Los Angeles Radio KCRW interviews National Egg Farmers Over Prop 12

On September 25th Ken Klippen was interviewed by David Weinburg, a reporter for the Los Angeles radio station KCRW about California’s Prop 12, the cage-free initiative before the voters this year. He asked Klippen about the proposition and heard the history behind Prop 2 in 2008 and now Prop 12 in 2018.  Klippen explained how consumers in California were being misled into thinking Prop 12 would improve the welfare of chickens.  He explained the “pecking order” among chickens establishing dominance. Klippen explained it was more humane to confine chickens into smaller populations of 6-8 birds in a cage as opposed to thousands loose on the ground.  Those cage-free chickens lower in the pecking order are often pecked to death.  It has led to higher mortality among cage-free chickens.  He stated “Forcing chickens into production systems that increases mortality is inhumane”.  Klippen also spoke of Dr. Ivan Alvarado, DVM with Merck Global Business reporting on the external parasites in cage-free farms. 83% of European cage-free egg farms are already infested with poultry red mites.
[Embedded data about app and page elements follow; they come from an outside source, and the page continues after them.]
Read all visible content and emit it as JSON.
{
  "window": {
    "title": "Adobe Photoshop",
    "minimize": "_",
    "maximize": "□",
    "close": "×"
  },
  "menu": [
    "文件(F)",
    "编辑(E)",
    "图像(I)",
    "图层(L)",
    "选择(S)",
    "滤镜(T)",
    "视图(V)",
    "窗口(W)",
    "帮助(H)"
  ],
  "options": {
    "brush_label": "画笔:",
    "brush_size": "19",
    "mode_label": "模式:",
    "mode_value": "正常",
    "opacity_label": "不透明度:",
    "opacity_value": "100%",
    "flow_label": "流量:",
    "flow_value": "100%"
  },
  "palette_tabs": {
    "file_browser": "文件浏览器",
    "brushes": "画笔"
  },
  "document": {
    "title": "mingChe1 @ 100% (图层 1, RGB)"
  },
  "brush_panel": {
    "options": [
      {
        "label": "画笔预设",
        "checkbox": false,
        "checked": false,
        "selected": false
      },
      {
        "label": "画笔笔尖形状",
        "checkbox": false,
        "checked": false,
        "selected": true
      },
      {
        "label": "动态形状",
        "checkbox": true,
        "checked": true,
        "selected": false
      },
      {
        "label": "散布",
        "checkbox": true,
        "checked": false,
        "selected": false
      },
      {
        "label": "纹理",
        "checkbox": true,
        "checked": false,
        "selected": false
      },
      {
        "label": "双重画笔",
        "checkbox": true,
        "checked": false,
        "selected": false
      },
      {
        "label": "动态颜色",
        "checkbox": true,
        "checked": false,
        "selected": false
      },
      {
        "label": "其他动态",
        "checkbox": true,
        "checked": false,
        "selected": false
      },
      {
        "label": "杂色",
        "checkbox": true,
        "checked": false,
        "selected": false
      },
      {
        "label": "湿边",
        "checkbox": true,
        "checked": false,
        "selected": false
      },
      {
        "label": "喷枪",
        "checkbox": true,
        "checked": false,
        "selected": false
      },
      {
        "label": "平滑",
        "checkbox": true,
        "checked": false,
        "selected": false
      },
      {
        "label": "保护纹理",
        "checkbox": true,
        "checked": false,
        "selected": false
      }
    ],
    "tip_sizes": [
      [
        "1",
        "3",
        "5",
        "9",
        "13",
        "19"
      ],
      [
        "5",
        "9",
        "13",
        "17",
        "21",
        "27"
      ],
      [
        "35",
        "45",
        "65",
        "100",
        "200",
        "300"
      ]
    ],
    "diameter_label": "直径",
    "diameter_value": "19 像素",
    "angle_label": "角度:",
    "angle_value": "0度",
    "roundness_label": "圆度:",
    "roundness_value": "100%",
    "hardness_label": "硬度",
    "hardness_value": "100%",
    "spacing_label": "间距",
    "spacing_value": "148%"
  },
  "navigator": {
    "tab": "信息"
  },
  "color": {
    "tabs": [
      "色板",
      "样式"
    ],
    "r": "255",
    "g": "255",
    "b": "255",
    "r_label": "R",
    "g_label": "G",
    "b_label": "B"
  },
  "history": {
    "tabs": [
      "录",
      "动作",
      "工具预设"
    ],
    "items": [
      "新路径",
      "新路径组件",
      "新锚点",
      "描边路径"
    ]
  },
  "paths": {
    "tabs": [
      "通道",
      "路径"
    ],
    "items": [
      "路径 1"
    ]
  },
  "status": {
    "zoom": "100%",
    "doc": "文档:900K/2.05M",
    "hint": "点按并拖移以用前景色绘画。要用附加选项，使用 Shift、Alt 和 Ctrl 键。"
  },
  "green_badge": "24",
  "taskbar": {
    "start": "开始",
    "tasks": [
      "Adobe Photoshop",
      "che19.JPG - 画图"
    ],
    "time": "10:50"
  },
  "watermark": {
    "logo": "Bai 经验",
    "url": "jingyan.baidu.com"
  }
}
All 27 member nations in the EU are about 40% cage-free compared to 16% in the U.S.. The approved medication in Europe for this parasite is not approved in the U.S.  Klippen stated “Subjecting poultry to parasites without the benefit of approved medication is inhumane”. Currently, Klippen noted that California is struggling with a major poultry disease (Virulent Newcastle Disease) with approximately 140 outbreaks in backyard (free-range flocks).  Once discovered, these chickens have to be destroyed.  This is not occurring in conventional farming methods using cages. Klippen stated “Forcing chickens into production systems where they contract poultry diseases is inhumane”. He also noted the report from The US Animal Health Association October 17, 2017 which stated: “Ascarids (round worms) are increasingly being found in cage-free operations.” Chickens pick up roundworms when they come into contact with infected feces on the ground. How will listeners the Los Angeles react to finding round worms in their eggs? When asked about a compromise, Klippen explained how the conventional cages are an improvement to how eggs were produced 50 years ago.